Gina accused Motsoeneng of spreading a malicious rumour about him, which he denied. Gina is the president of the powerful National Union of Metalworkers of South Africa. His row with Motsoeneng followed unsubstantiated claims made two weeks ago to the M&G that Gina had been involved in setting up a 24-hour news channel with the politically connected Gupta family on the DStv satellite platform.
Allegations were further made that Gina might have received a cut from the deal. Gina vigorously disputed the claim and the M&G found nothing to back it up.
Motsoeneng has received the full backing from Ngubane, allegedly because of Motsoeneng's strong stand against corruption. Ngubane has frequently defended him from attacks by those who believe he should not occupy the key role because he does not have a matric.
Board members were apparently also unhappy that Motsoeneng took the decision to expand its relationship with the Gupta-owned New Age newspaper, as revealed by the M&G last month. The SABC planned to involve New Age in a monthly programme on its Sunday Live current affairs programme in the early evening on SABC1, despite the controversy raging over the newspaper's involvement on the SABC's Morning Live slot. Three of the country's state-owned companies – Transnet, Eskom and Telkom – paid millions of rands to bankroll the business breakfasts, which benefitted the New Age.

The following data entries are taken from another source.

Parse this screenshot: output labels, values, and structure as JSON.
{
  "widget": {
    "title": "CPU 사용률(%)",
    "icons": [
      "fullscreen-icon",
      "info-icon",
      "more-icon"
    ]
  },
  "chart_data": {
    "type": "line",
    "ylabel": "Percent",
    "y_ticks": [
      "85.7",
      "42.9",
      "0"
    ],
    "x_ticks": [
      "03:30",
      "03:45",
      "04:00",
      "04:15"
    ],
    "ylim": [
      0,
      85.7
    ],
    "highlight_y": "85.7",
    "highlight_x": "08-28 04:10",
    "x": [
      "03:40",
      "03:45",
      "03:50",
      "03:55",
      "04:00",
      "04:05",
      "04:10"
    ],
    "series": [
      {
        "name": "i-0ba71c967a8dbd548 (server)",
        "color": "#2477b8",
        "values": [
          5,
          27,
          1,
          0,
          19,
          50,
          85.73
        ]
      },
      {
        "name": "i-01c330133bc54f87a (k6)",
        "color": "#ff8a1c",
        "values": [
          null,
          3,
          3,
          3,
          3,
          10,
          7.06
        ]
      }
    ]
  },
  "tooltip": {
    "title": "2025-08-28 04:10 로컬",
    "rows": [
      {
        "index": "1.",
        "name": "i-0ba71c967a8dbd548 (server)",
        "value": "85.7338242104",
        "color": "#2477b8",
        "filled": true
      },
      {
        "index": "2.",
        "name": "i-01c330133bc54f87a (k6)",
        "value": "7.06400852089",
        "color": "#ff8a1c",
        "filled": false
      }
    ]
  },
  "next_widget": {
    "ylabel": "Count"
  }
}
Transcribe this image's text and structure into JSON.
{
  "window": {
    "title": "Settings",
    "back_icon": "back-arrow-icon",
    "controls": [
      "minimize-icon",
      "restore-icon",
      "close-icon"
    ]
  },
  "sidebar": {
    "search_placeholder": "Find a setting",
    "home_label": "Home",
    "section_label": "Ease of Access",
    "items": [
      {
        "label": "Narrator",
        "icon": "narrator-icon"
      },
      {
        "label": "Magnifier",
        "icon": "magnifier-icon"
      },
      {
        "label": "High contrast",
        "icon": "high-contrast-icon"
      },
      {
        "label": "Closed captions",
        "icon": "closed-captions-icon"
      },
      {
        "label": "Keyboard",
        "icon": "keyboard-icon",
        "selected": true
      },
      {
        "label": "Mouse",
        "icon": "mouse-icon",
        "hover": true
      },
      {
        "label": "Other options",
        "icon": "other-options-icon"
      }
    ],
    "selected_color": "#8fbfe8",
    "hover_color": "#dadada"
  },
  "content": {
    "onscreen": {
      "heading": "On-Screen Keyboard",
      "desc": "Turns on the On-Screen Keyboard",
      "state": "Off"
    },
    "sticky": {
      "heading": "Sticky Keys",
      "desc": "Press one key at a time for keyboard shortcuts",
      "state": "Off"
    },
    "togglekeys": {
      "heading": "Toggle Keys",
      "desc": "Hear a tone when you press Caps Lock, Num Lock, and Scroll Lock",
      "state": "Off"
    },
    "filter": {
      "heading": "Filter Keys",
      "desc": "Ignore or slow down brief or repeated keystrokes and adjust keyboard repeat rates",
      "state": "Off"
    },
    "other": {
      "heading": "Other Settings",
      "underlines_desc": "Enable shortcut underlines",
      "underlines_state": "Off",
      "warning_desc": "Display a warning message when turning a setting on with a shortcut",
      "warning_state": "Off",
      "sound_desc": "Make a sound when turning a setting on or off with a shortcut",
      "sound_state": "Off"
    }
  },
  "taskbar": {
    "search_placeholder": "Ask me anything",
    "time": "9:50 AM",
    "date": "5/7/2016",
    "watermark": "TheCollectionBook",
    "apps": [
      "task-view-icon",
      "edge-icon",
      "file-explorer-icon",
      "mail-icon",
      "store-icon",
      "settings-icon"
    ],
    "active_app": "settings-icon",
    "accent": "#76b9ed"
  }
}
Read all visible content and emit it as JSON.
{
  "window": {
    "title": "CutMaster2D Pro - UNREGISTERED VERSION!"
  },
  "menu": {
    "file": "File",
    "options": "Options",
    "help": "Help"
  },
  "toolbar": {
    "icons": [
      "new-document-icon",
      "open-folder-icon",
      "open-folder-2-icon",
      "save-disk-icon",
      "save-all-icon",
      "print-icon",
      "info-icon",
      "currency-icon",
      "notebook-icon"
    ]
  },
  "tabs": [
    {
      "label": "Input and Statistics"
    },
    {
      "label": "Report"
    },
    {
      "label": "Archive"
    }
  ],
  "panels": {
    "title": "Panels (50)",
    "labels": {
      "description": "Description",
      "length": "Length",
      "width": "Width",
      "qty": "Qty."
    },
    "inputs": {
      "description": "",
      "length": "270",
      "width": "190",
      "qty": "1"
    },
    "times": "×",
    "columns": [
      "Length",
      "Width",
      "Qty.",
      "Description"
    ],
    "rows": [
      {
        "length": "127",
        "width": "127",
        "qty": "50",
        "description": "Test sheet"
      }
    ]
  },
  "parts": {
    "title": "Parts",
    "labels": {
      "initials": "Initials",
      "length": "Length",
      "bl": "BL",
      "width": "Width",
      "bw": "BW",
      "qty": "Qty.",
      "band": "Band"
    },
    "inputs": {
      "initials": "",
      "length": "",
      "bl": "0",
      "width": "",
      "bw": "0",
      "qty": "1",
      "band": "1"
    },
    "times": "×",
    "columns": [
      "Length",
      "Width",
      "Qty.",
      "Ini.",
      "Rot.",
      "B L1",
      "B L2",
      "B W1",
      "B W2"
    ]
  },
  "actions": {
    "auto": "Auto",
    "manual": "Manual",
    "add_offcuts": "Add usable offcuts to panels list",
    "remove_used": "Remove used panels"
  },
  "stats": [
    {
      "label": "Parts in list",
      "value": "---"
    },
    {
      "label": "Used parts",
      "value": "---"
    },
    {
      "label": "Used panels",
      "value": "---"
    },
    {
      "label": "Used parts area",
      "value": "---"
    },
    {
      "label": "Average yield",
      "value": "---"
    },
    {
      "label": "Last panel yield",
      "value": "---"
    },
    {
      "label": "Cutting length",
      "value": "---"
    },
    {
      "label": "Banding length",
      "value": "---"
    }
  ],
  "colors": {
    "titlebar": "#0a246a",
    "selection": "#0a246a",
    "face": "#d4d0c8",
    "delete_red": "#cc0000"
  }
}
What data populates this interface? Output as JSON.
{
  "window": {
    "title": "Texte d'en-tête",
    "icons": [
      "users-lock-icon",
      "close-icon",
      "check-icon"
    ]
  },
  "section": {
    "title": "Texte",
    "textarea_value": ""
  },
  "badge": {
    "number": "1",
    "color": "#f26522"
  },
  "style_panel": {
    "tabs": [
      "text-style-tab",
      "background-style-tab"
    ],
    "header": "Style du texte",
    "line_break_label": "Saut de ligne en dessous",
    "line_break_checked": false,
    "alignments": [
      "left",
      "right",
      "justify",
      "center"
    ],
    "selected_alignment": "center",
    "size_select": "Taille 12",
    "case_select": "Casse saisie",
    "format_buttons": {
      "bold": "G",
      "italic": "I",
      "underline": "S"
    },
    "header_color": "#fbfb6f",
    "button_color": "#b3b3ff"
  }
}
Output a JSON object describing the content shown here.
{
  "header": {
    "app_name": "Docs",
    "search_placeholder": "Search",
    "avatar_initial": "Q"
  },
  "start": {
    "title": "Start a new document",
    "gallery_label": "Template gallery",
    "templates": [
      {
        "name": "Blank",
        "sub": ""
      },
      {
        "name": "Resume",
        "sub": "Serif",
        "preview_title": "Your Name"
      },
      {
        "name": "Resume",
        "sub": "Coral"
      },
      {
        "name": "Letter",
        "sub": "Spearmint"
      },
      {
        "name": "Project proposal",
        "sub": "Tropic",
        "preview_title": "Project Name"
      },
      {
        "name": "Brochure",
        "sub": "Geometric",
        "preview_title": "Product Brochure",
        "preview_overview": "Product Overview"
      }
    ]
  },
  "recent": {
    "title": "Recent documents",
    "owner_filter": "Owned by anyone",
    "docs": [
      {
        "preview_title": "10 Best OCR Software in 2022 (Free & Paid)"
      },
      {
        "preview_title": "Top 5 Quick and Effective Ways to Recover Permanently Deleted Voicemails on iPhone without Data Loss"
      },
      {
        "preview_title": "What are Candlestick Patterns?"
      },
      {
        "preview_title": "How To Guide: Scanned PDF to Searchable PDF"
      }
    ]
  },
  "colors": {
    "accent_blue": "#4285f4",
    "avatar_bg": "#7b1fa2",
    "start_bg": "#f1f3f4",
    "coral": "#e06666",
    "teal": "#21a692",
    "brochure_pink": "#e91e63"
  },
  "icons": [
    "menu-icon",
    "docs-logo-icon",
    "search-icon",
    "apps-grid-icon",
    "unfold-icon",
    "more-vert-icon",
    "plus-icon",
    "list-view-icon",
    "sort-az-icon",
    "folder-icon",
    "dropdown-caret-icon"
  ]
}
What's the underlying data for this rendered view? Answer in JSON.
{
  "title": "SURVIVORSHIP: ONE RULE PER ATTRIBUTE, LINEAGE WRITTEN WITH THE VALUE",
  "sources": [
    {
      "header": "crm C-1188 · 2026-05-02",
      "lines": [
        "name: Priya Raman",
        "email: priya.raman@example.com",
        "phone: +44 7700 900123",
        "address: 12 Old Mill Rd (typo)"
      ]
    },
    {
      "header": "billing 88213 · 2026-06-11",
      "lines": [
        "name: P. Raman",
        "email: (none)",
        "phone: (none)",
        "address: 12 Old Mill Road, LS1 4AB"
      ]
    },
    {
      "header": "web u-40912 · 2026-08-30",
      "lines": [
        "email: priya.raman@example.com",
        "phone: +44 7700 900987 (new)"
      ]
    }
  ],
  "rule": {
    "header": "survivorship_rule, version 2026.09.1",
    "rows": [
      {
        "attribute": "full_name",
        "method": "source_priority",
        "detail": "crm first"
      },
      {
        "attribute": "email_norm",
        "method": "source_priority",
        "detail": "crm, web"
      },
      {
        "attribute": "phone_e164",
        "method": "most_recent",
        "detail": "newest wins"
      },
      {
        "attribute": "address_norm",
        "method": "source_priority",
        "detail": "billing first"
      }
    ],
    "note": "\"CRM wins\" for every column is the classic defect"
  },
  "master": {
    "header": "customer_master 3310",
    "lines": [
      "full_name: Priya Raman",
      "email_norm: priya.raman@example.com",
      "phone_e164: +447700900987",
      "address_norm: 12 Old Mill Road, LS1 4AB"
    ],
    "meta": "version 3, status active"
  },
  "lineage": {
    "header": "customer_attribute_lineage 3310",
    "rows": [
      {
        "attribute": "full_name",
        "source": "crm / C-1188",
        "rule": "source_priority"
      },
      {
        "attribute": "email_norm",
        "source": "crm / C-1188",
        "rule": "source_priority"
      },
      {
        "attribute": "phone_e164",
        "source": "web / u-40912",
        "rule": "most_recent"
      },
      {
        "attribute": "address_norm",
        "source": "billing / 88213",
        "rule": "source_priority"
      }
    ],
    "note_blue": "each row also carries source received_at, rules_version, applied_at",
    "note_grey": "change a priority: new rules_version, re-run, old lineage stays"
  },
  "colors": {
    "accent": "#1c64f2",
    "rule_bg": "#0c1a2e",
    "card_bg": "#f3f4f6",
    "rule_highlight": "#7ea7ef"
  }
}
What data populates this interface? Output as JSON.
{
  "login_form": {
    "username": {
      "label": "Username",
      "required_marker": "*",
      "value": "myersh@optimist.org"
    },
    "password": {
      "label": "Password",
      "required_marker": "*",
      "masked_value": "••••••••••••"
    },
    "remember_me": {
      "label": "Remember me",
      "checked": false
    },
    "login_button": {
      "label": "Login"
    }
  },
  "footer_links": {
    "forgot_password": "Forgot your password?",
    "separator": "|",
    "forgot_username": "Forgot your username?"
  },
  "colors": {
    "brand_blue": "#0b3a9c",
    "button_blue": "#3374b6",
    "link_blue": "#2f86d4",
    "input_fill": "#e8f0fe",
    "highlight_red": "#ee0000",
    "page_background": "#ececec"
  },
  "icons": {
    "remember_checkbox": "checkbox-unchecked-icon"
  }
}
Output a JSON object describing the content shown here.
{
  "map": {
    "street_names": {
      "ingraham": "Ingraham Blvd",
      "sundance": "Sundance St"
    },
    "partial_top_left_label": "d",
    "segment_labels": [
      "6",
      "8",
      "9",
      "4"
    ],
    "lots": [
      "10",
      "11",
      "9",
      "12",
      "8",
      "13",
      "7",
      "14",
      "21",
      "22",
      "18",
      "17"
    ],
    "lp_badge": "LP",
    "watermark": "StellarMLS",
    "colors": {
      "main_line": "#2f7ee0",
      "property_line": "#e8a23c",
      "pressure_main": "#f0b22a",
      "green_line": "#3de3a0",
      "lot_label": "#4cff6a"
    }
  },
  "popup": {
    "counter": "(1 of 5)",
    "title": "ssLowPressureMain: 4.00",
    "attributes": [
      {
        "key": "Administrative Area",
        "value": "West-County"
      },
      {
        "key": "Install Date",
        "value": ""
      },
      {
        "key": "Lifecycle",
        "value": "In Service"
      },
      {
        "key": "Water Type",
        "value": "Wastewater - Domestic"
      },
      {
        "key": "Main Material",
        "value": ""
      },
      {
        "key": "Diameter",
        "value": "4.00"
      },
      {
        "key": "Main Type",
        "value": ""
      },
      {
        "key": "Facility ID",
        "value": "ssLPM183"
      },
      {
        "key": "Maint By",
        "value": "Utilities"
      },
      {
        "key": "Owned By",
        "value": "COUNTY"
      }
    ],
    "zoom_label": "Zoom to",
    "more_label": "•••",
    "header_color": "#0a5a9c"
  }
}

As a result of the growing unhappiness with Motsoeneng's conduct, board took the unprecedented step of cancelling its appearance before the parliamentary portfolio committee on communications to call an unscheduled board meeting in Cape Town. It was at this meeting where it promptly removed Motsoeneng, sending him back to his old post as the group executive of stakeholder relations and provinces.
There was no voting on the removal of Motsoeneng and the board reached consensus on the matter. A board member described Motsoeneng's removal by the board as something resembling "a kangaroo court".
The meeting was said to be fraught with tension as Ngubane was informed about the unexpected board meeting but refused to attend, according to board sources. It is understood Ngubane had been warned about what was going down at the meeting.
In light of Ngubane's absense, Ka Plaatjie convened the board meeting held in the Crystal Towers hotel in Century City on Tuesday morning. The M&G was informed that Motsoeneng was also not present at the board meeting.
'The SABC was not ready'
Some members of Parliament's communications portfolio committee felt it was unacceptable they were stood up at short notice on Tuesda, as the explanation offered, that "the SABC was not ready", was unsatisfactory.
Congress of the People (Cope) MP Juli Kilian told the M&G they only received notification at midnight on Monday that the board would no longer be appearing before the following morning. Cope is now calling for the dissolution of the SABC board and a forensic investigation of the broadcaster's books. Kilian said her party would also approach the Public Protector's office to investigate the SABC. "The sudden axing of Hlaudi Motsoeneng will not cure the SABC of its ills," she said.
Pule's spokesperson Siya Qoza confirmed the minister also planned to attend the parliamentary meeting before it was suddenly cancelled.
"The minister had made arrangements to honour Tuesday's meetings," he said. Pule last week attended a conference in Barcelona.
Board members are expected to hold a meeting with Pule this week. A board member said Motsoeneng could have been removed illegally as he acted in the post for over a year and might be able to get reinstated as legal processes were not followed when he was fired.
The M&G could not reach former SABC executive Mvuzo Mbebe, whose claim that he was promised the job of chief operations officer by former communications minister Ivy Matsepe-Casaburri apparently prevented the broadcaster from appointing a person to the post permanently. Board members said they did not know why the matter was not yet resolved as Mbebe occupied the lucrative post of Africa Cup of Nations chief executive.